The team at Madison Veterinary Hospital in Madison Heights, Mich., has recently launched an inexpensive campaign to improve client service. The practice owner had doctors and team members start calling every client a day or two after a visit to inquire about the patient and find out about any additional concerns. Everyone makes these calls—from the practice owner down to the kennel manager. And clients appreciate the extra touch. When business picks up, the team is confident the extra time they put into things like this will pay off.
Sending reminders is one of the best—and cheapest—ways to improve client compliance and patient health. Dr. McLain says her team is calling every client to follow up on services recommended during an appointment or to schedule a visit that fits into a pet's healthcare protocol. If you've got an afternoon with just a handful of appointments, take a look at your reminder program. Don't yet send e-mail reminders? Start. Not sure how to use your software's reminder capabilities? Investigate. And when you do reach a client, don't be discouraged by a "no." Someone who can't afford a vital procedure now may be able to in six months, so jot a note to call again at that point.

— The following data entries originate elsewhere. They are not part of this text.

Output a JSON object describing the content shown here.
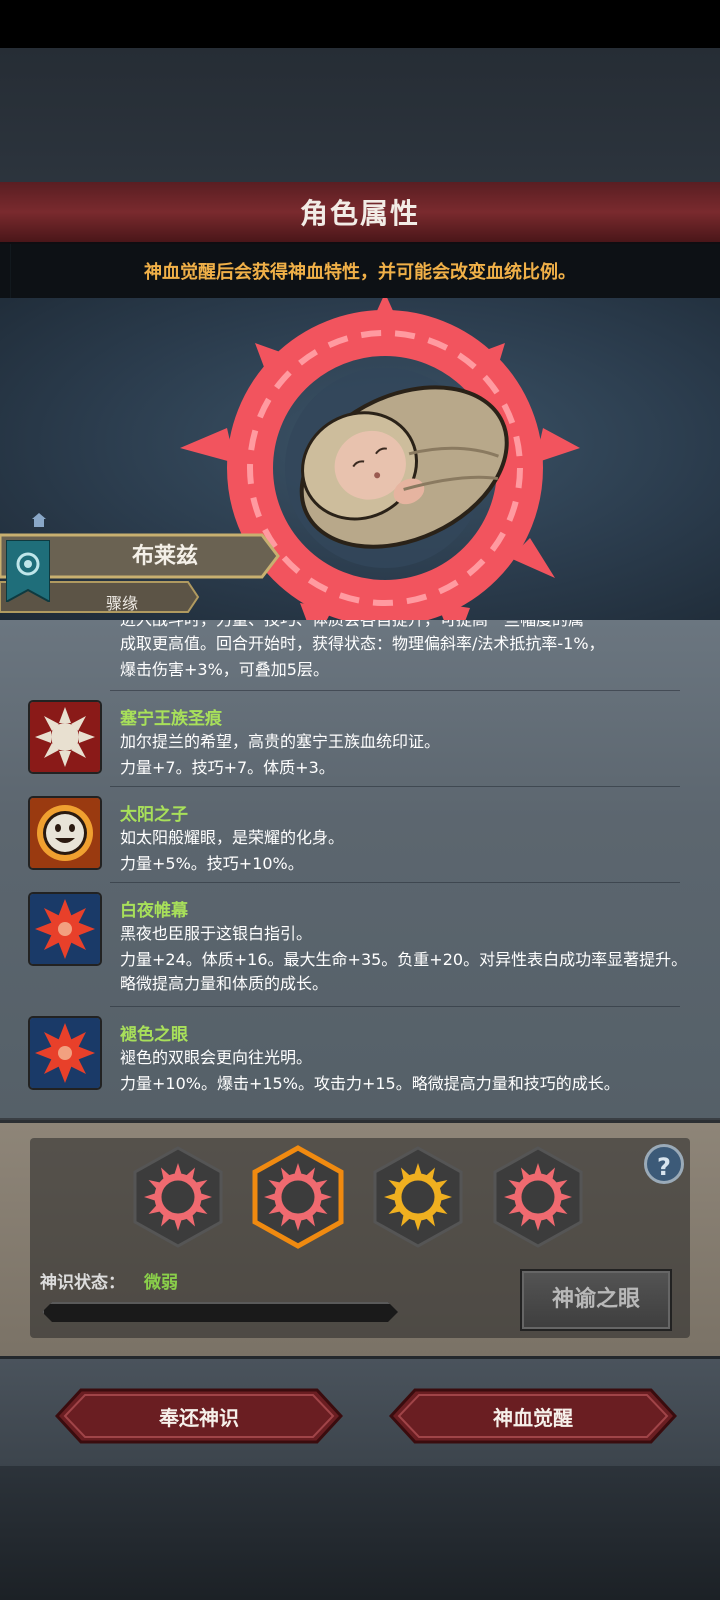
{
  "header": {
    "title": "角色属性"
  },
  "notice": {
    "text": "神血觉醒后会获得神血特性，并可能会改变血统比例。"
  },
  "character": {
    "name": "布莱兹",
    "relation": "骤缘"
  },
  "traits": {
    "partial_top": {
      "line1": "进入战斗时，力量、技巧、体质会各自提升，可提高一些幅度的属",
      "line2": "成取更高值。回合开始时，获得状态：物理偏斜率/法术抵抗率-1%，",
      "line3": "爆击伤害+3%，可叠加5层。"
    },
    "items": [
      {
        "name": "塞宁王族圣痕",
        "desc": "加尔提兰的希望，高贵的塞宁王族血统印证。",
        "effect": "力量+7。技巧+7。体质+3。",
        "icon": "holy-sun-icon"
      },
      {
        "name": "太阳之子",
        "desc": "如太阳般耀眼，是荣耀的化身。",
        "effect": "力量+5%。技巧+10%。",
        "icon": "smiling-sun-icon"
      },
      {
        "name": "白夜帷幕",
        "desc": "黑夜也臣服于这银白指引。",
        "effect": "力量+24。体质+16。最大生命+35。负重+20。对异性表白成功率显著提升。略微提高力量和体质的成长。",
        "icon": "red-sun-icon"
      },
      {
        "name": "褪色之眼",
        "desc": "褪色的双眼会更向往光明。",
        "effect": "力量+10%。爆击+15%。攻击力+15。略微提高力量和技巧的成长。",
        "icon": "red-sun-icon"
      }
    ]
  },
  "divine": {
    "status_label": "神识状态：",
    "status_value": "微弱",
    "progress": 0.0,
    "oracle_button": "神谕之眼",
    "help": "?",
    "sigils": [
      {
        "color": "#f06a70",
        "selected": false
      },
      {
        "color": "#f06a70",
        "selected": true
      },
      {
        "color": "#f0b020",
        "selected": false
      },
      {
        "color": "#f06a70",
        "selected": false
      }
    ]
  },
  "buttons": {
    "return": "奉还神识",
    "awaken": "神血觉醒"
  },
  "colors": {
    "accent_red": "#7a2a2e",
    "trait_name": "#a8e05a",
    "notice": "#f0b048"
  }
}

Until you ask, you'll never know whether clients have stopped going to any veterinarian—or just stopped coming to you. Consider this research from John Volk, senior consultant for Brakke Consulting: A survey in November 2008 found that fewer pet owners planned to cut back on pet spending in 2009 than they did in 2008. Your clients who are holding off on procedures until they have the funds may still come back to you—or they may not. Now's the time to ask clients how you can serve them better and find out what opportunities you may have missed in the past.

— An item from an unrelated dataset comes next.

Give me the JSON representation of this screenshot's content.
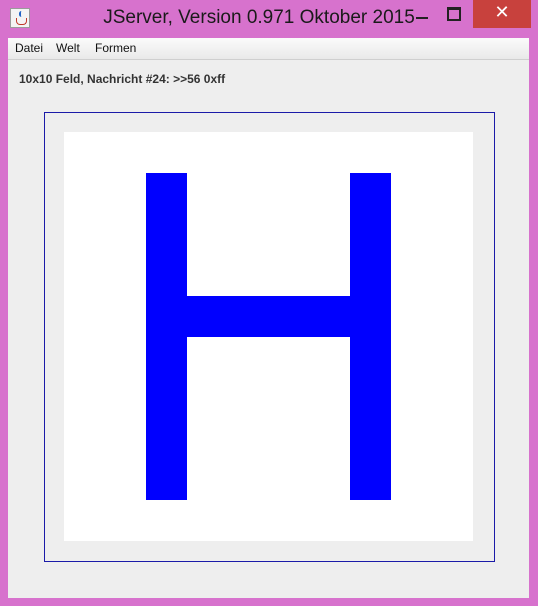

One of the most significant things you can do to hold the line on expenses is to pare down your inventory. Every dollar counts in a downturn, and if a lot of dollars are tied up in unused drugs and supplies in your pharmacy, you'll feel the pain. To initiate an inventory overhaul, see "Inventory intervention" in the related links. In this article, Veterinary Economics Hospital Management Editor Mark Opperman, CVPM, explains how to get closer to that elusive nick-of-time inventory that maximizes the money in your bank account.

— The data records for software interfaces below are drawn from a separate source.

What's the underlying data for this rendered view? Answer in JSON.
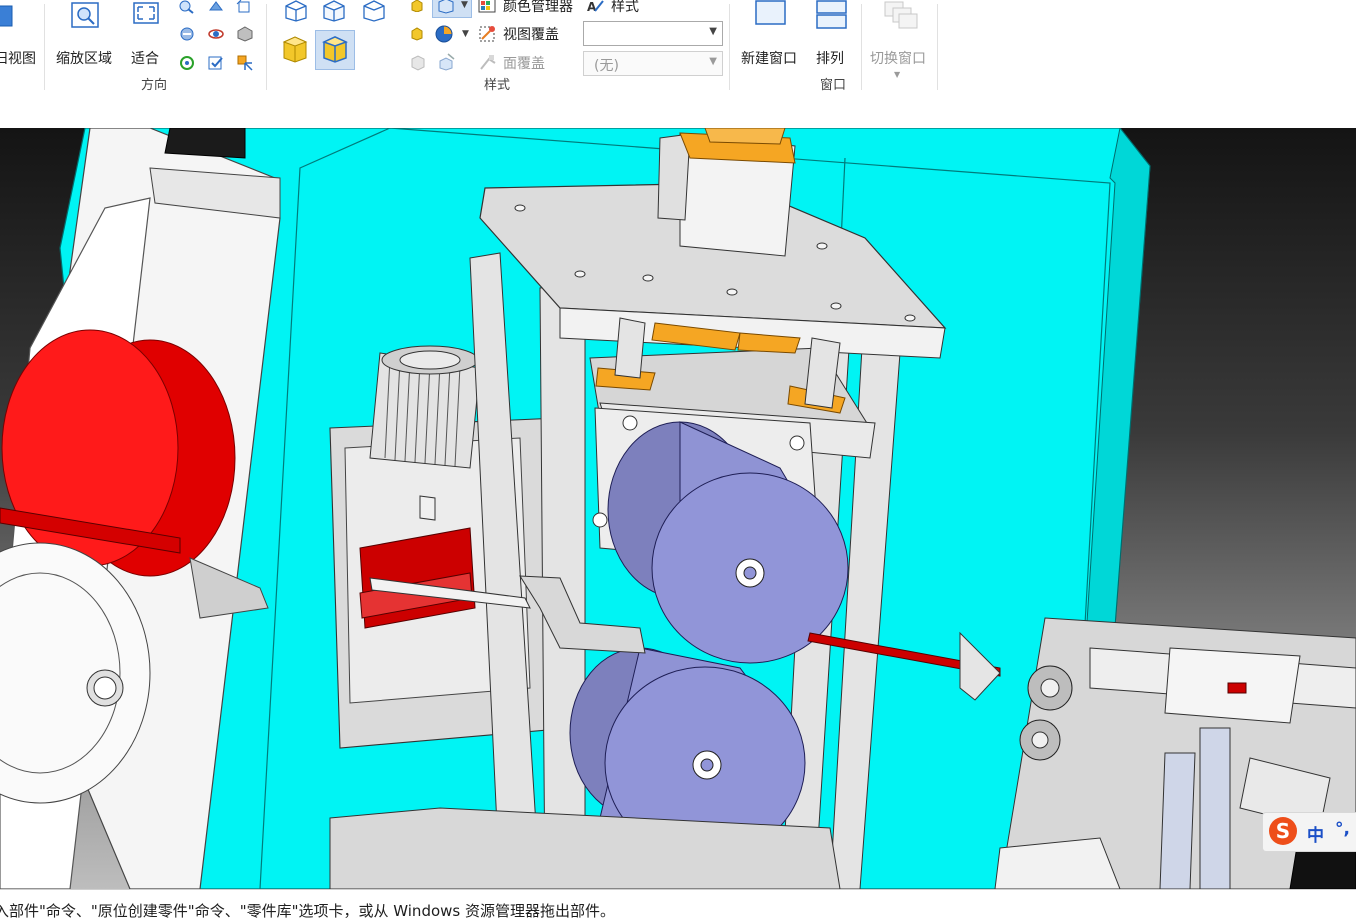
{
  "ribbon": {
    "view_group": {
      "partial_view_label": "旧视图"
    },
    "orientation_group": {
      "label": "方向",
      "zoom_area_label": "缩放区域",
      "fit_label": "适合"
    },
    "style_group": {
      "label": "样式",
      "color_manager_label": "颜色管理器",
      "style_label": "样式",
      "view_overlay_label": "视图覆盖",
      "face_overlay_label": "面覆盖",
      "overlay_dropdown_value": "",
      "face_dropdown_value": "(无)"
    },
    "window_group": {
      "label": "窗口",
      "new_window_label": "新建窗口",
      "arrange_label": "排列",
      "switch_window_label": "切换窗口"
    }
  },
  "ime": {
    "logo": "S",
    "lang": "中",
    "punct": "°,"
  },
  "status_bar": {
    "text": "入部件\"命令、\"原位创建零件\"命令、\"零件库\"选项卡，或从 Windows 资源管理器拖出部件。"
  },
  "colors": {
    "cyan_plate": "#00f5f5",
    "roller": "#8c8fcc",
    "red_part": "#ee0000",
    "orange_part": "#f5a623",
    "frame_grey": "#d9d9d9"
  }
}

You know all those great projects you never get to check off your list because things are so busy? Do them now. When things slowed down at Dr. Claude Curry's four practices in the hard-hit Detroit area, he turned to business books for inspiration. He and his hospital teams developed a mission statement that has helped boost morale. At all major team meetings, they read the mission statement beforehand.
Practice manager Nicole Jones says down time at Bluegrass Animal Hospital in Knoxville, Tenn., has meant more time for cleaning the practice and extra bonding time with clients during visits. It's even led to some artistic creativity. When the clinic cat broke Jones' ancient black-and-white printer, she bought a color one. Now team members take colorful shots of boarded dogs and cats and deliver them to clients when they pick up their pets.
If this recession has you feeling soggy, hopefully you've found a tip or two in here that's helpful—and has you feeling optimistic. Weathering the slings and arrows of this downturn has not been easy, but you can take the opportunity to put excellent business practices in place and find creative ways to serve your clients. If you do, you'll no doubt be peeking up at clear skies in no time.